Young Quebecers who give care at home will get help from new support team

According to experts, one in five teens and young adults under 30 has to care for a parent or close relative who suffers from mental health issues.

It's an exhausting responsibility for people like Patricia Grammond.

"It was a lot of love to give. A lack of energy, and a lot of culpability," said Grammond, who has spent her life looking after a relative.

In an effort to ease the pressure, Quebec will finance an existing organization that already supports caregivers.

They're called Reseau Avant de Craquer (the 'Before-you-Collapse' Network), which until now, was geared towards supporting caregivers committed to the elderly.

This new initiative is specifically aimed at youth.

"First of all, recognize these youths with a problem, we want to accompany them through the process," said Quebec junior health minister Lionel Carmant.

A total of 35 mental health professionals will be hired with the specific goal of reaching out to teenagers and young adults who face the responsibility of caring for a parent or friend who suffers from mental health.

The outreach workers will have a background in specialized education, psychotherapy and social work says the program's director Rene Cloutier.

"Thousands of young caregivers in Quebec need to be identified and supported so that they can live their life as young people as best as possible and preserve their own mental health," said Cloutier.

They will make sure the caregivers won't burn out or fall into depression themselves.

"I want the professional and the persons giving help to [caregiver] to really help them" said Grammond, who says such a relief program would have made a huge difference in her life.

Carmant admitted it won't make up for the shortage of psychiatric care in the province, but said the program will at least offer resources to some.

"Waiting lists have decreased from 28,000 to 20,000, we have hired 500 mental health professionals but obviously there's been an increase in the number of demand due to the pandemic, by about 40 per cent," he said.

The project has $7.5 million in funding over five years from Quebec.

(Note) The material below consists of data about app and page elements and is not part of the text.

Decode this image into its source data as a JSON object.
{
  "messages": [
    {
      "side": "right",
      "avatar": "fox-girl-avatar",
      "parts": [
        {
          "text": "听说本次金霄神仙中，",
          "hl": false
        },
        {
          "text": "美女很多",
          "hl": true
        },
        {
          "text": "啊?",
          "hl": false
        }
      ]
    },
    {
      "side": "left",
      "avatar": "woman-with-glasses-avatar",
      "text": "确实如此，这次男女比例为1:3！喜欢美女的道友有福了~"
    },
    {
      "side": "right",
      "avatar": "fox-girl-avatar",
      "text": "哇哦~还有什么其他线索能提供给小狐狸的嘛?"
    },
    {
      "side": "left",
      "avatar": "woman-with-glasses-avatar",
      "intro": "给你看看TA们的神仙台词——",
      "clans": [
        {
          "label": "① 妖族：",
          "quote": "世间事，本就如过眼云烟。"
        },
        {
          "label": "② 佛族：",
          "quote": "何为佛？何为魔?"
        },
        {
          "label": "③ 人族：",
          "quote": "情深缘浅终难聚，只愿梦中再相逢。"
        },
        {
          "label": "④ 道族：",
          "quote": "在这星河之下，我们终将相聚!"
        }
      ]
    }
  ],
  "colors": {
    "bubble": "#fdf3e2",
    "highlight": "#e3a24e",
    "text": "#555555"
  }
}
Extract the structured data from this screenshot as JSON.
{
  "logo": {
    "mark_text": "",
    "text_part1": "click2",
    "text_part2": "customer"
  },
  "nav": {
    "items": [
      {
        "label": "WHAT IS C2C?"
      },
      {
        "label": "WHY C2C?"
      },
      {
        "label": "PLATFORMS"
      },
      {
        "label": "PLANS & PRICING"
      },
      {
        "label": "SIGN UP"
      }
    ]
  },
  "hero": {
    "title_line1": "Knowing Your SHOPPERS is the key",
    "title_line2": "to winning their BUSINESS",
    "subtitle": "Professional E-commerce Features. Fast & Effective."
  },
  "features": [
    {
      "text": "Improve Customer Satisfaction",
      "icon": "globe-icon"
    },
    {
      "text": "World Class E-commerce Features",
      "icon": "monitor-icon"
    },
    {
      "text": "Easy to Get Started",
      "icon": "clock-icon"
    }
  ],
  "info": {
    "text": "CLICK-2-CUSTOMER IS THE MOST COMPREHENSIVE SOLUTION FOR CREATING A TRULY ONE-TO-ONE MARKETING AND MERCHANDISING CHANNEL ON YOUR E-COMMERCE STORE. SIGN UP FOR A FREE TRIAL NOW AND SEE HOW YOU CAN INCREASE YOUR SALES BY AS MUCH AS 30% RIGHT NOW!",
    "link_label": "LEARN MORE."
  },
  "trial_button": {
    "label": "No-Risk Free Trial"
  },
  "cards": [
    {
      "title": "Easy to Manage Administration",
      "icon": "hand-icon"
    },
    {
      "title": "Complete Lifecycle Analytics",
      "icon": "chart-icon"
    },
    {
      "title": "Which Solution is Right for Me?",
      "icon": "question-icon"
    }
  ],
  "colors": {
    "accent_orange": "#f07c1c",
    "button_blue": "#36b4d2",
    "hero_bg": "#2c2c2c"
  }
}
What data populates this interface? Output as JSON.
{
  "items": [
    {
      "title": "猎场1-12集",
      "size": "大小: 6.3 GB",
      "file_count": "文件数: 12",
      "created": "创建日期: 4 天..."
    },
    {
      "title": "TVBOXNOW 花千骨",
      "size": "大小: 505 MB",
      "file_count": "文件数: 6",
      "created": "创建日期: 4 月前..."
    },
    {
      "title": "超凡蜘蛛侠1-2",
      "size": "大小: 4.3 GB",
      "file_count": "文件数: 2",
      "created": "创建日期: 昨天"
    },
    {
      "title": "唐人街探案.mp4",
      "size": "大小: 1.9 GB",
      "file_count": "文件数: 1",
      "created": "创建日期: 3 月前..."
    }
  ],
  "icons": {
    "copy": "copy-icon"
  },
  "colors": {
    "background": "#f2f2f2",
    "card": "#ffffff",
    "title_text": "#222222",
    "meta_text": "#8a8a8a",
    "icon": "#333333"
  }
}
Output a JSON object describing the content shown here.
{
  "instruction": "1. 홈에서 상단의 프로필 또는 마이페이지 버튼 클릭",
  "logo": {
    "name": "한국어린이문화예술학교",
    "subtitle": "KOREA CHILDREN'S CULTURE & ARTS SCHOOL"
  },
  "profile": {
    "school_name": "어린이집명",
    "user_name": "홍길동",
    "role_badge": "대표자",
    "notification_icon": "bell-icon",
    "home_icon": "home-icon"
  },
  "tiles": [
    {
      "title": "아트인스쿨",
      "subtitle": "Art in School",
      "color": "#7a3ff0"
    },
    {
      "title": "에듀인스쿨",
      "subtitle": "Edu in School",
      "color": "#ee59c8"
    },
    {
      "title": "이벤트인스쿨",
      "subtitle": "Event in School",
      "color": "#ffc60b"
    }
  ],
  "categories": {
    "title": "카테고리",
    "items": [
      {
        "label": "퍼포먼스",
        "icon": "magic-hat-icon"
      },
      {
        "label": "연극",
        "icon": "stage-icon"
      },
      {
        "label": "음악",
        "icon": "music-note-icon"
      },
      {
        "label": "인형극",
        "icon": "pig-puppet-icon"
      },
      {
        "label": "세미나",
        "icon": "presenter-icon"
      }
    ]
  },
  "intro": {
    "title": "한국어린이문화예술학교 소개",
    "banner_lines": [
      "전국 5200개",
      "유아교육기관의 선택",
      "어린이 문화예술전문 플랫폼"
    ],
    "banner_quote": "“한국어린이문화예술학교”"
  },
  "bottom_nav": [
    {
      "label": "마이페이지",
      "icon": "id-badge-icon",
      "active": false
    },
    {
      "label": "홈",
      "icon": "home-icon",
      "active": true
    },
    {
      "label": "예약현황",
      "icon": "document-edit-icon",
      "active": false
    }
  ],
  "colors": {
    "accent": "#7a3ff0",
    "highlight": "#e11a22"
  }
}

Another $1.7 million from the Support for Relatives organization will also be provided to carry out the initiative.

If the program works out, Carmant said it will be expanded across Quebec. 

- With files from The Canadian Press